What is required: Write out each record below exactly, without pictures.

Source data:

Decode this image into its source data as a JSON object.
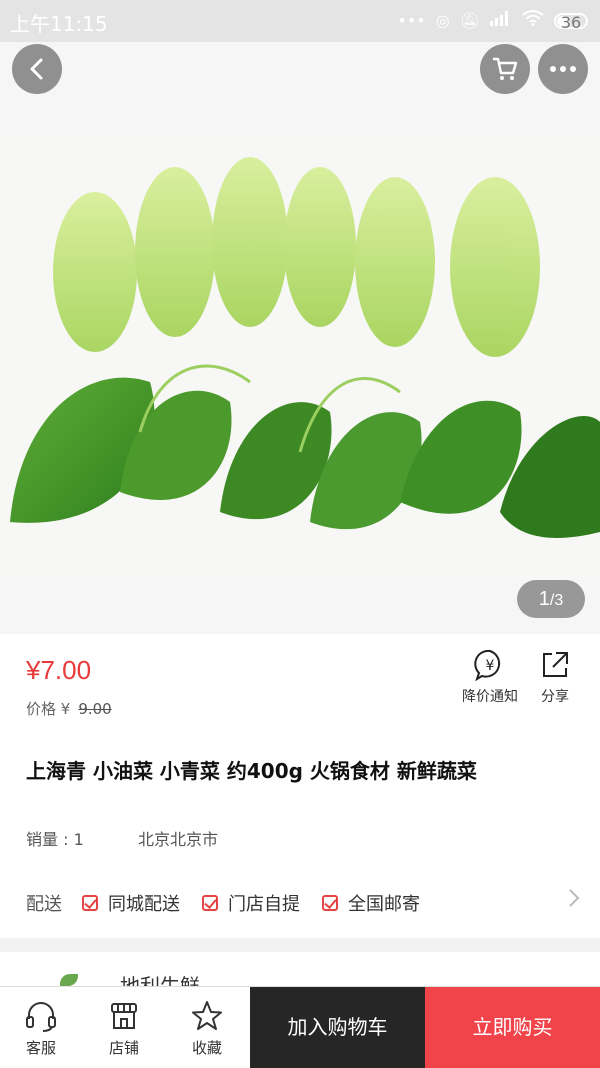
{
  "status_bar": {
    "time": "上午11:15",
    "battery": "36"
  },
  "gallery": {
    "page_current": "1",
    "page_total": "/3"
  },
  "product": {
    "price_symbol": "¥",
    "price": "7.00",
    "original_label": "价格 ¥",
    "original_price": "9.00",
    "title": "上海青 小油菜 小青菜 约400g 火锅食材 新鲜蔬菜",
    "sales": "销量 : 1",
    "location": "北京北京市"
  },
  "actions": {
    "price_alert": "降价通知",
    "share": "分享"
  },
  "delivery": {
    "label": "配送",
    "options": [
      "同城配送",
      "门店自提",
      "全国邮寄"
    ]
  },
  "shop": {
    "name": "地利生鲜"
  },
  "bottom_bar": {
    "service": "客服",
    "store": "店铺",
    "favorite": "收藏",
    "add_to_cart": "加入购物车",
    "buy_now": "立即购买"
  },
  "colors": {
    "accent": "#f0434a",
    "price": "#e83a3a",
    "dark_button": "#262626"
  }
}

Exercise solution:
Decode this image into its source data as a JSON object.
{
  "status_bar": {
    "time": "上午11:15",
    "battery": "36"
  },
  "gallery": {
    "page_current": "1",
    "page_total": "/3"
  },
  "product": {
    "price_symbol": "¥",
    "price": "7.00",
    "original_label": "价格 ¥",
    "original_price": "9.00",
    "title": "上海青 小油菜 小青菜 约400g 火锅食材 新鲜蔬菜",
    "sales": "销量 : 1",
    "location": "北京北京市"
  },
  "actions": {
    "price_alert": "降价通知",
    "share": "分享"
  },
  "delivery": {
    "label": "配送",
    "options": [
      "同城配送",
      "门店自提",
      "全国邮寄"
    ]
  },
  "shop": {
    "name": "地利生鲜"
  },
  "bottom_bar": {
    "service": "客服",
    "store": "店铺",
    "favorite": "收藏",
    "add_to_cart": "加入购物车",
    "buy_now": "立即购买"
  },
  "colors": {
    "accent": "#f0434a",
    "price": "#e83a3a",
    "dark_button": "#262626"
  }
}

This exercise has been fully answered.